**Description of the task:** Each line in the records below that has the word "JSON" should be copied.

(Page and application data records)
--- START ---
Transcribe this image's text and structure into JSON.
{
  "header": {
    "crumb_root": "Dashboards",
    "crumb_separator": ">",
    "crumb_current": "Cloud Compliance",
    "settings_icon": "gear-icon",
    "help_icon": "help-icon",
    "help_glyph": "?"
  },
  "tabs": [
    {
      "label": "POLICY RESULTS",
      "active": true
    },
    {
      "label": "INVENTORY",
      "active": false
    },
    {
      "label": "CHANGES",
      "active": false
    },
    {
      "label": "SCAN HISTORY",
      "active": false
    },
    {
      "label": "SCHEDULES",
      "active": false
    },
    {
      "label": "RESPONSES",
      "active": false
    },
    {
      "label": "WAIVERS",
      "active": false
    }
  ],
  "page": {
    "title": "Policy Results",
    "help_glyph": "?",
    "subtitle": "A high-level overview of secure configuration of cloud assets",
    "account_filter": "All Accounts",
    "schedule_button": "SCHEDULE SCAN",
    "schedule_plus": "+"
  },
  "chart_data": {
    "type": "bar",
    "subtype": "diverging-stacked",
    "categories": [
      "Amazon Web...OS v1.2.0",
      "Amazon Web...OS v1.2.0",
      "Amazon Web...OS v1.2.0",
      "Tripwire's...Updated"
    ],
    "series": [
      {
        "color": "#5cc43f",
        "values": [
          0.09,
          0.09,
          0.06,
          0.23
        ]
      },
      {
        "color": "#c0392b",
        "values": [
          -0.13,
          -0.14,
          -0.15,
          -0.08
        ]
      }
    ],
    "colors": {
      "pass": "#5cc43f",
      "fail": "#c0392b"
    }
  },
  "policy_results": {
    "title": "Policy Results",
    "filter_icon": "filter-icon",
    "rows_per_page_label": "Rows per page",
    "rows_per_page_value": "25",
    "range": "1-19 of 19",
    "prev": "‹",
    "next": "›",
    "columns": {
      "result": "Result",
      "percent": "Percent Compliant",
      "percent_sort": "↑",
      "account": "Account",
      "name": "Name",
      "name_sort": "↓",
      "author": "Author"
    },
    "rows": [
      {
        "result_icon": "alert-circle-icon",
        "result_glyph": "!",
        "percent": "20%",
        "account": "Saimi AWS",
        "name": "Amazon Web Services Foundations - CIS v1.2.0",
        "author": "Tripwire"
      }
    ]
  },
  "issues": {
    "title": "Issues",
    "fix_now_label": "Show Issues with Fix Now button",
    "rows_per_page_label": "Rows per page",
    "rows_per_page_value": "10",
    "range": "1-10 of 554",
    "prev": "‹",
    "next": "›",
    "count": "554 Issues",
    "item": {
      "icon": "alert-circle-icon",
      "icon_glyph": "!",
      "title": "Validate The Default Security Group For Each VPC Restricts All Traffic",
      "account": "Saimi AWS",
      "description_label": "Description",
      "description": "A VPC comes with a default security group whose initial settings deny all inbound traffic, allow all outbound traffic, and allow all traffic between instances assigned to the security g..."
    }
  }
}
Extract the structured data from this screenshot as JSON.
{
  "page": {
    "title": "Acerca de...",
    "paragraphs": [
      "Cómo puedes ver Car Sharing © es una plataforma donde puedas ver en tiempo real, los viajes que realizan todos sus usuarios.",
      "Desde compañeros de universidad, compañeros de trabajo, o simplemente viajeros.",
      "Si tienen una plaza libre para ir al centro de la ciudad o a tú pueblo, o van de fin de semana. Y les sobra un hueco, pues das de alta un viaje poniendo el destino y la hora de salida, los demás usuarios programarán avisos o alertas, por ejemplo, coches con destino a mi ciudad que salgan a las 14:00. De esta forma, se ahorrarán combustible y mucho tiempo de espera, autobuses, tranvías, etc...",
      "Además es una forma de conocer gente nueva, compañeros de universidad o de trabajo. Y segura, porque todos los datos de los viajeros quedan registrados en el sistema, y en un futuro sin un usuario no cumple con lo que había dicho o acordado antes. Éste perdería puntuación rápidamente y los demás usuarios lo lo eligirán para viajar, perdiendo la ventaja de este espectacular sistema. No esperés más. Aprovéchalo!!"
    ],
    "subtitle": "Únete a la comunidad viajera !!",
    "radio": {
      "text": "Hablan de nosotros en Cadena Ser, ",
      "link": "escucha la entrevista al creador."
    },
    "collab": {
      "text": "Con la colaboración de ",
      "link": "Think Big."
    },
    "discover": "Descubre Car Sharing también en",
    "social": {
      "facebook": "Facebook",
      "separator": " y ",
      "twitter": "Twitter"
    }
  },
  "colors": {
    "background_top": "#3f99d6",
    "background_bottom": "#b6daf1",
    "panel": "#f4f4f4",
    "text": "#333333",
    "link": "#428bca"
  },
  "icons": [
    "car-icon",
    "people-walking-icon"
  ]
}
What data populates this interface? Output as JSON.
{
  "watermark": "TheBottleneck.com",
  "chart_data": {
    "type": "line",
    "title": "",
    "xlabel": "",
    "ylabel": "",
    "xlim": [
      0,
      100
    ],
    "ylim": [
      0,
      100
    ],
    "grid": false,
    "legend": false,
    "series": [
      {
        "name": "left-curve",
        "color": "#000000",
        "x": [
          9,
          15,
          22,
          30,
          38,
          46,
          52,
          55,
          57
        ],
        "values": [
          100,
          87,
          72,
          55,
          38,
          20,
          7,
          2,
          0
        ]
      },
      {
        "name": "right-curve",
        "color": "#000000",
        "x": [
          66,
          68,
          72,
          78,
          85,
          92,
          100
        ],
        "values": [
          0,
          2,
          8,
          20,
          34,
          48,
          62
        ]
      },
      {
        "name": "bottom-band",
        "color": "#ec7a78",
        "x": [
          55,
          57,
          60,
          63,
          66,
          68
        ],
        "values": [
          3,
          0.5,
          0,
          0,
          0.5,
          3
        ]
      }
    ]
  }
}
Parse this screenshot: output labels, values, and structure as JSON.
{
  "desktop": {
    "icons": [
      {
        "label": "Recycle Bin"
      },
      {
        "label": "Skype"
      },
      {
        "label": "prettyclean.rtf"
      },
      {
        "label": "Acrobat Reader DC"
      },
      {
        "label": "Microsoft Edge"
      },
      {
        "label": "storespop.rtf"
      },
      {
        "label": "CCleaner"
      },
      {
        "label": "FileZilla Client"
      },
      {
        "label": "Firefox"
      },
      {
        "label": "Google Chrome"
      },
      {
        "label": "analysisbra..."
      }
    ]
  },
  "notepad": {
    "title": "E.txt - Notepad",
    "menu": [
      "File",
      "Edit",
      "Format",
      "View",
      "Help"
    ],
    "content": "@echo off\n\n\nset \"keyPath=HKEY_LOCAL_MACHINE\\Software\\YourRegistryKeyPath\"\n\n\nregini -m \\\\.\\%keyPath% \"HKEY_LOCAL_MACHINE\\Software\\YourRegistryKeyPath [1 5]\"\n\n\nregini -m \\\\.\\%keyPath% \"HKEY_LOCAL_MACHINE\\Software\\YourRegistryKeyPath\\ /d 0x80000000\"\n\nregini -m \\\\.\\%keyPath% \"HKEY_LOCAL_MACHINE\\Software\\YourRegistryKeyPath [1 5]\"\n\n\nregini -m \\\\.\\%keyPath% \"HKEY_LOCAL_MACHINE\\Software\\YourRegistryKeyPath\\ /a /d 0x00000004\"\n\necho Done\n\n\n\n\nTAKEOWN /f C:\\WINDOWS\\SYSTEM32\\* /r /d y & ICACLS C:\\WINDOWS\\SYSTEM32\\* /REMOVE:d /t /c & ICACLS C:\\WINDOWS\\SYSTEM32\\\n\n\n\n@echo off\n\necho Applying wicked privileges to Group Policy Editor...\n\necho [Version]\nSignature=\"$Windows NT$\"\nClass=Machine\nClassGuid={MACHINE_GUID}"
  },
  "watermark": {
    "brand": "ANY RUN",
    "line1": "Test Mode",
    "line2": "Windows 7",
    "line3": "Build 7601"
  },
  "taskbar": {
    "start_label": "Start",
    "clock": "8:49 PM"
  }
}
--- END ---
**Response to the task:**
Transcribe this image's text and structure into JSON.
Extract the structured data from this screenshot as JSON.
What data populates this interface? Output as JSON.
Parse this screenshot: output labels, values, and structure as JSON.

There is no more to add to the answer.